== Source data ==
= = =
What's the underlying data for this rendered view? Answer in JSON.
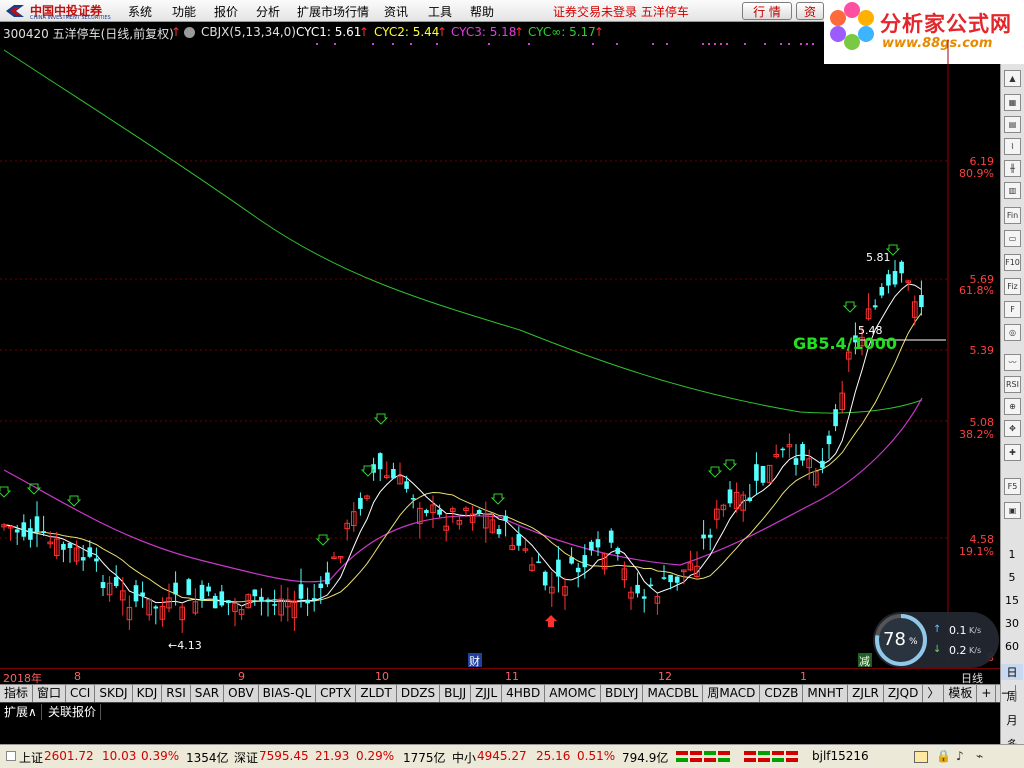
{
  "menubar": {
    "logo_text": "中国中投证券",
    "logo_sub": "CHINA INVESTMENT SECURITIES",
    "items": [
      "系统",
      "功能",
      "报价",
      "分析",
      "扩展市场行情",
      "资讯",
      "工具",
      "帮助"
    ],
    "login_status": "证券交易未登录",
    "stock_status": "五洋停车",
    "btn_quote": "行 情",
    "btn_info": "资"
  },
  "brand": {
    "title": "分析家公式网",
    "url": "www.88gs.com"
  },
  "info": {
    "code_name": "300420 五洋停车(日线,前复权)",
    "indicator": "CBJX(5,13,34,0)",
    "cyc1": "CYC1: 5.61",
    "cyc2": "CYC2: 5.44",
    "cyc3": "CYC3: 5.18",
    "cycinf": "CYC∞: 5.17",
    "arrow": "↑"
  },
  "price_axis": [
    {
      "value": "6.19",
      "pct": "80.9%"
    },
    {
      "value": "5.69",
      "pct": "61.8%"
    },
    {
      "value": "5.39",
      "pct": ""
    },
    {
      "value": "5.08",
      "pct": "38.2%"
    },
    {
      "value": "4.58",
      "pct": "19.1%"
    },
    {
      "value": "",
      "pct": "8"
    }
  ],
  "annotations": {
    "low": "←4.13",
    "high": "5.81",
    "mid": "5.48",
    "gb": "GB5.4/1000",
    "cai": "财",
    "jian": "减"
  },
  "dates": {
    "year": "2018年",
    "m8": "8",
    "m9": "9",
    "m10": "10",
    "m11": "11",
    "m12": "12",
    "m1": "1",
    "period": "日线"
  },
  "tabs": [
    "指标",
    "窗口",
    "CCI",
    "SKDJ",
    "KDJ",
    "RSI",
    "SAR",
    "OBV",
    "BIAS-QL",
    "CPTX",
    "ZLDT",
    "DDZS",
    "BLJJ",
    "ZJJL",
    "4HBD",
    "AMOMC",
    "BDLYJ",
    "MACDBL",
    "周MACD",
    "CDZB",
    "MNHT",
    "ZJLR",
    "ZJQD",
    "〉",
    "模板",
    "+",
    "−"
  ],
  "ext_tabs": [
    "扩展∧",
    "关联报价"
  ],
  "speed": {
    "pct": "78",
    "unit": "%",
    "up": "0.1",
    "down": "0.2",
    "rate_unit": "K/s"
  },
  "right_tools": {
    "nums": [
      "1",
      "5",
      "15",
      "30",
      "60",
      "日",
      "周",
      "月",
      "多"
    ]
  },
  "status": {
    "sh_label": "上证",
    "sh_val": "2601.72",
    "sh_chg": "10.03",
    "sh_pct": "0.39%",
    "sh_amt": "1354亿",
    "sz_label": "深证",
    "sz_val": "7595.45",
    "sz_chg": "21.93",
    "sz_pct": "0.29%",
    "sz_amt": "1775亿",
    "zx_label": "中小",
    "zx_val": "4945.27",
    "zx_chg": "25.16",
    "zx_pct": "0.51%",
    "zx_amt": "794.9亿",
    "user": "bjlf15216"
  },
  "colors": {
    "up": "#ff3232",
    "down": "#54ffff",
    "ma_slow": "#30c030",
    "ma_mid": "#c838c8",
    "accent": "#d40000"
  }
}
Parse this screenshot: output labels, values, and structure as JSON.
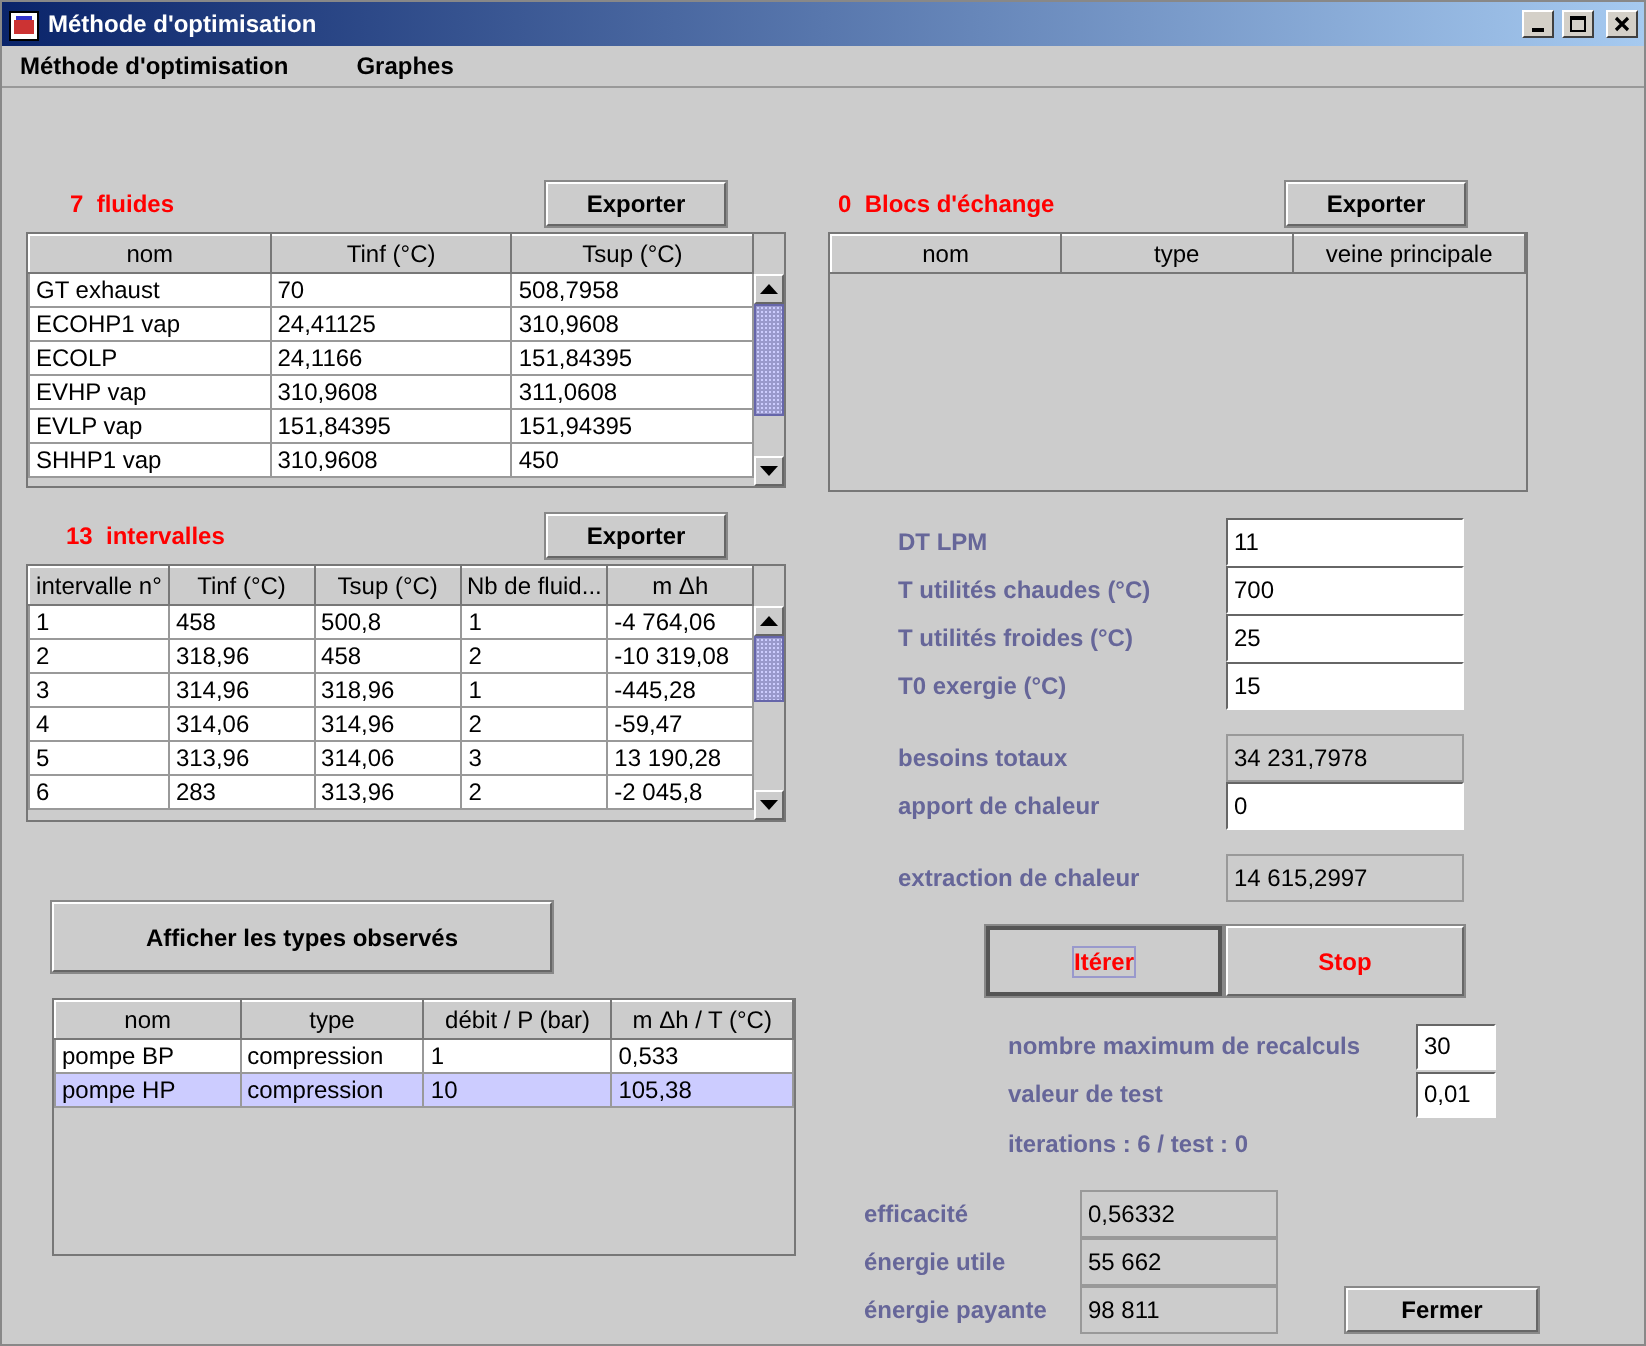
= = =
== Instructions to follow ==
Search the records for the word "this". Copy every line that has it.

== Task solution ==
What's the underlying data for this rendered view? Answer in JSON.
Parse this screenshot: output labels, values, and structure as JSON.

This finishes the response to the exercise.